As the New York Times' Paul von Zielbauer explained in a 2007 investigation into the Foreign Claims process, the calculus involved in determining the nature of these sorts of incidents is incredibly complex, with "no specific guidelines to tell army field officers judging the claims how to evaluate the cash value of a life taken."

As Reiff explained, the work which Trump callously implied was the root of theft on the part of soldiers was, in fact, among some of the most important being done in the war effort—often at great mental and physical cost to those tasked with doing the job.

While Trump may not have actually served, himself, he did once describe the risk of getting an STI after having slept with a lot of women as his "personal Vietnam."

According to his campaign spokeswoman Hope Hicks, Trump's comments were about to Iraqi soldiers, specifically. Politico noted that Trump had previously insinuated U.S. troops were responsible for the theft of military funds at a rally last September.

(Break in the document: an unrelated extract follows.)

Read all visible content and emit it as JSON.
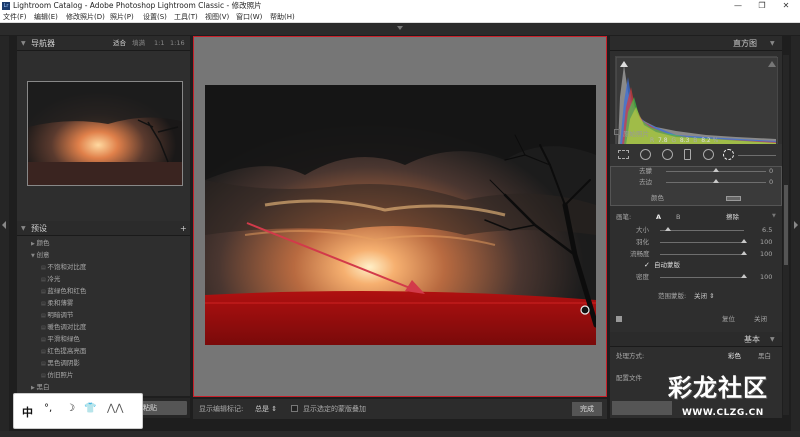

Trump's remarks in Greensboro occurred on June 14th—the anniversary of the founding of the the nation's military in 1775.